When writing a thesis, many graduate students have difficulty with condensing their years of research, literature and analysis into a well-constructed paper. Explaining such extensive material in fewer than three minutes might seem nearly impossible to many students, but a campus event seeks to change this perception.
On Monday, Nov. 2 from 6 -9 p.m. TWU students will have an opportunity to participate in a Three Minute Thesis competition, hosted by the Pioneer Center for Student Excellence.
In a recent interview with The Lasso, Coordinator for Learning Success Programs, Theresa Lindsay said: “The Three Minute Thesis contest is a research communication competition to challenge master and doctoral students to present compelling oration on their thesis or dissertation topic in just three minutes.”

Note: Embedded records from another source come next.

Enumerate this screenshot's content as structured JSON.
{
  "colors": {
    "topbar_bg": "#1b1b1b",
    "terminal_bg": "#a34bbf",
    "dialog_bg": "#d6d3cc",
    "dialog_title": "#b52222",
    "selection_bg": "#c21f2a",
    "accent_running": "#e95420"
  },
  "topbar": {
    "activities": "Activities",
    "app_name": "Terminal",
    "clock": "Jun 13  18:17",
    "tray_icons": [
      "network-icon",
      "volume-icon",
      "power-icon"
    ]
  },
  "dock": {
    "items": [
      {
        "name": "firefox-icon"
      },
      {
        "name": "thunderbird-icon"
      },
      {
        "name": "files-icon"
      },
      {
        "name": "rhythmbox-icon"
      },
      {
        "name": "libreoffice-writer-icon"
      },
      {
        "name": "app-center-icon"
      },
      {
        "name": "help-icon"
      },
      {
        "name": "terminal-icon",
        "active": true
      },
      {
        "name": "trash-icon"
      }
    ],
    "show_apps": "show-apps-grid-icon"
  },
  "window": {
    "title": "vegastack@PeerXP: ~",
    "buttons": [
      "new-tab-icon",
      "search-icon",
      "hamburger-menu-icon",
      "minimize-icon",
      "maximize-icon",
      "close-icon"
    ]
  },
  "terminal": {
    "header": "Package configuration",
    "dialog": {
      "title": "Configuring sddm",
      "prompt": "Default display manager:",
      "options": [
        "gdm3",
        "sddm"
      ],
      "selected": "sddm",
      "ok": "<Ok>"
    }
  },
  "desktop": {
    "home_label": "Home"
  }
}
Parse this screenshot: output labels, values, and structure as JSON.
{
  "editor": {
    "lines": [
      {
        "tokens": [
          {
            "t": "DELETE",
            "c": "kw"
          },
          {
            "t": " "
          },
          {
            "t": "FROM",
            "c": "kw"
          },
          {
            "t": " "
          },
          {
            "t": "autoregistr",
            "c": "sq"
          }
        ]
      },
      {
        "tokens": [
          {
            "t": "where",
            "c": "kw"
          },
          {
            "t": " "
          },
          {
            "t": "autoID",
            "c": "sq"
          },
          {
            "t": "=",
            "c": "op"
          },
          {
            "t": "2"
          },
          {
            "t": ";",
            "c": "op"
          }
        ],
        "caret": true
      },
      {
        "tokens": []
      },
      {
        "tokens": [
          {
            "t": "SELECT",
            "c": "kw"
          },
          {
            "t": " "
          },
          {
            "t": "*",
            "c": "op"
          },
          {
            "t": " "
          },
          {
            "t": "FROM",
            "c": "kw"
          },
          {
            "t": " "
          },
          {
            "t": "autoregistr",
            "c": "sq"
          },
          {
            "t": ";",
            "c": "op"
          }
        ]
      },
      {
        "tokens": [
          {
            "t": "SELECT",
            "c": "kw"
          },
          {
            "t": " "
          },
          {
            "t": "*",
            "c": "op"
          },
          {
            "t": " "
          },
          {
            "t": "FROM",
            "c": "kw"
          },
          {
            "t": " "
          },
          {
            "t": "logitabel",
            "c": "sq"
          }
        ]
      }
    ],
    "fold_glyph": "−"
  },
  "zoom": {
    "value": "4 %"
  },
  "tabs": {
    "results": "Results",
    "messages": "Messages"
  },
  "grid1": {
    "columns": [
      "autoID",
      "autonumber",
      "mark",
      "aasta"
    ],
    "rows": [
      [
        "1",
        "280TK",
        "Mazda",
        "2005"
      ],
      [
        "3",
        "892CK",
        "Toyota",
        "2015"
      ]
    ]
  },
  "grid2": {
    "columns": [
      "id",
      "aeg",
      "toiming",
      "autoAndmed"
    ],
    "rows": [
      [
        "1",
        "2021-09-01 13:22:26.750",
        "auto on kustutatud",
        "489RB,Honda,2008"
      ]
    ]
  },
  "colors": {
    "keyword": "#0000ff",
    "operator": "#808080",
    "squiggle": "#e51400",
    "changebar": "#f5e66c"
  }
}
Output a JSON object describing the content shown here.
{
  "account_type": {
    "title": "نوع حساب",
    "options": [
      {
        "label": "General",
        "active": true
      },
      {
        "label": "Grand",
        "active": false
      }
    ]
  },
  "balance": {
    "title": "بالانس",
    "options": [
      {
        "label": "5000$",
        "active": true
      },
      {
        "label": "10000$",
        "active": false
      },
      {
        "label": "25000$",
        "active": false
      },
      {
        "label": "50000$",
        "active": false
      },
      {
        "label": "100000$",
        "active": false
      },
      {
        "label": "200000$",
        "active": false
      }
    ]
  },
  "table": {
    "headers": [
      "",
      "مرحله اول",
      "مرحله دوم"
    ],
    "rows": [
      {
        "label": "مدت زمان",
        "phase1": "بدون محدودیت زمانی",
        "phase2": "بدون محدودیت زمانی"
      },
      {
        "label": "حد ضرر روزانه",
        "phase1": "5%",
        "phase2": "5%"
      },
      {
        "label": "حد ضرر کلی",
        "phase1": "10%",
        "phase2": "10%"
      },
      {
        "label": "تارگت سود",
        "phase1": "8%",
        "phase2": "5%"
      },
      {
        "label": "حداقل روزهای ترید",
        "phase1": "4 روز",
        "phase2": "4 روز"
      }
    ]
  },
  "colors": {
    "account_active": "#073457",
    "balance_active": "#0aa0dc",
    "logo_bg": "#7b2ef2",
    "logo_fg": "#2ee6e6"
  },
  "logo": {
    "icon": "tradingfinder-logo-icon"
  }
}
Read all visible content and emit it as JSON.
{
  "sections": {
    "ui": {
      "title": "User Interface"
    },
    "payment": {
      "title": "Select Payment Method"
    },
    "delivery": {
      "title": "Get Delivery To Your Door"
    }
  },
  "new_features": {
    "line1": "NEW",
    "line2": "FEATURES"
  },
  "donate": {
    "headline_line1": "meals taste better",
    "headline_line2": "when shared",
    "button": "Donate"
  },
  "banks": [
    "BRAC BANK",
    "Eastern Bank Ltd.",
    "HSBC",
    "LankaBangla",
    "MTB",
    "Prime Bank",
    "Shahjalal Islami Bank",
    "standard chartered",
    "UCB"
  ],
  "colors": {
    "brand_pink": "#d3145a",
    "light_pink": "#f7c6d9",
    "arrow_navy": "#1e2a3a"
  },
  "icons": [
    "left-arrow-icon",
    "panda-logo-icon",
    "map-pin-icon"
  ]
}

The first Three Minute Thesis was held at the University of Queensland in 2008, but the competition has since grown and is held at universities throughout the world. During the contest, competitors can use a single static PowerPoint slide. However, students are not allowed the additional use of electronic media or props.
According to Lindsay, the competition provides a valuable opportunity for graduate students to come together, get to know one another and talk about their research.
Lindsay elaborated: “Participation in the Three Minute Thesis competition develops presentation and research communication skills, while honing graduate students’ ability to effectively explain the breadth and significance of their research to a non-specialist audience.”
Lindsay added that the students are judged on basis of engagement, communication and comprehension for the chance to win a financial prize. Each judge will issue a score and determine first place, which receives a $1,000 prize, and second place, which receives a $500 prize. Additionally, audience members will be able to vote for their favorite presentation, and the People’s Choice will be awarded $200.
Lindsay stated that in addition to participation looking great on students’ curriculum vitae, the competition also gives undergraduate, alumni, industry partners and the community a chance to be exposed to the breadth of research taking place at TWU.